Microsoft entered the console business primarily "to stop Sony," Joachim Kempin, former vice president of Windows Sales at Microsoft told IGN.
"Sony was always very arm's length with Microsoft," Kempin said. "Yeah, they bought Windows for their PCs but when you really take a hard look at that, they were never Microsoft's friend. And Microsoft in a way wanted them to be a friend because they knew they had a lot of things we could have cooperated on because they are, in a way, an entertainment company, you know? I mean, at least a portion of Sony is and they had some really good things going there, but as soon as they came out with a video console, Microsoft just looked at that and said 'well, we have to beat them, so let's do our own.'"

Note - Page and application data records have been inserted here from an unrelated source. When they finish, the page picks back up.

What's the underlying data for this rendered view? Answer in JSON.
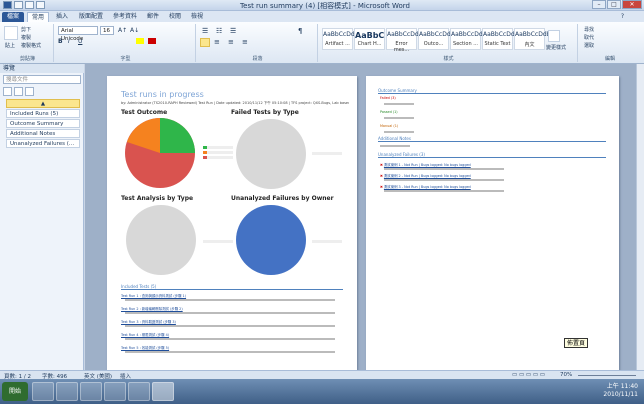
{
  "window": {
    "title": "Test run summary (4) [相容模式] - Microsoft Word"
  },
  "tabs": [
    "檔案",
    "常用",
    "插入",
    "版面配置",
    "參考資料",
    "郵件",
    "校閱",
    "檢視"
  ],
  "ribbon": {
    "clipboard": {
      "paste": "貼上",
      "cut": "剪下",
      "copy": "複製",
      "format_painter": "複製格式",
      "label": "剪貼簿"
    },
    "font": {
      "name": "Arial Unicode",
      "size": "16",
      "label": "字型"
    },
    "paragraph": {
      "label": "段落"
    },
    "styles": {
      "items": [
        {
          "preview": "AaBbCcDdE",
          "name": "Artifact ..."
        },
        {
          "preview": "AaBbC",
          "name": "Chart H..."
        },
        {
          "preview": "AaBbCcDdE",
          "name": "Error mes..."
        },
        {
          "preview": "AaBbCcDdE",
          "name": "Outco..."
        },
        {
          "preview": "AaBbCcDd",
          "name": "Section ..."
        },
        {
          "preview": "AaBbCcDd",
          "name": "Static Text"
        },
        {
          "preview": "AaBbCcDdE",
          "name": "內文"
        }
      ],
      "change_styles": "變更樣式",
      "label": "樣式"
    },
    "editing": {
      "find": "尋找",
      "replace": "取代",
      "select": "選取",
      "label": "編輯"
    }
  },
  "nav": {
    "title": "導覽",
    "search_placeholder": "搜尋文件",
    "top_item": "",
    "items": [
      "Included Runs (5)",
      "Outcome Summary",
      "Additional Notes",
      "Unanalyzed Failures (..."
    ]
  },
  "page1": {
    "heading": "Test runs in progress",
    "byline": "by: Administrator (TS2010-RAPH Reviewed) Test Run | Date updated: 2010/11/12 下午 05:10:08 | TFS project: QXS-Bugs, Lab based: 0 | Unit based: 5 | Total: 5",
    "charts": [
      {
        "title": "Test Outcome"
      },
      {
        "title": "Failed Tests by Type"
      },
      {
        "title": "Test Analysis by Type"
      },
      {
        "title": "Unanalyzed Failures by Owner"
      }
    ],
    "section": "Included Tests (5)",
    "rows": [
      "Test Run 1 : 查詢與顯示資料測試 (步驟 1)",
      "Test Run 2 : 新增編輯刪除測試 (步驟 2)",
      "Test Run 3 : 資料驗證測試 (步驟 3)",
      "Test Run 4 : 權限測試 (步驟 4)",
      "Test Run 5 : 效能測試 (步驟 5)"
    ]
  },
  "page2": {
    "section1": "Outcome Summary",
    "outcomes": [
      "Failed (3)",
      "Passed (1)",
      "Manual (1)"
    ],
    "section2": "Additional Notes",
    "section3": "Unanalyzed Failures (3)",
    "failures": [
      "測試案例 1 - Not Run | Bugs logged: No bugs logged",
      "測試案例 2 - Not Run | Bugs logged: No bugs logged",
      "測試案例 3 - Not Run | Bugs logged: No bugs logged"
    ]
  },
  "tooltip": "佈置頁",
  "statusbar": {
    "page": "頁數: 1 / 2",
    "words": "字數: 496",
    "language": "英文 (美國)",
    "mode": "插入",
    "zoom": "70%"
  },
  "taskbar": {
    "start": "開始",
    "time": "上午 11:40",
    "date": "2010/11/11"
  }
}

According to Kempin, Microsoft wanted to ensure that Sony didn't achieve the kind of dominance in the living room that Microsoft did in the PC sphere.
He also said that it was his job to try and find a PC manufacturer to build the new console, but that his search was in vain. In response, Microsoft had to figure out manufacturing itself and based its profit model on what it had learned from observing Sony.
"The [manufacturers] were smart enough not to bite, because they studied the Sony model and saw that Sony could not make money on that hardware model, ever," he said. "So they supplemented it with software royalties, and Microsoft copied that model."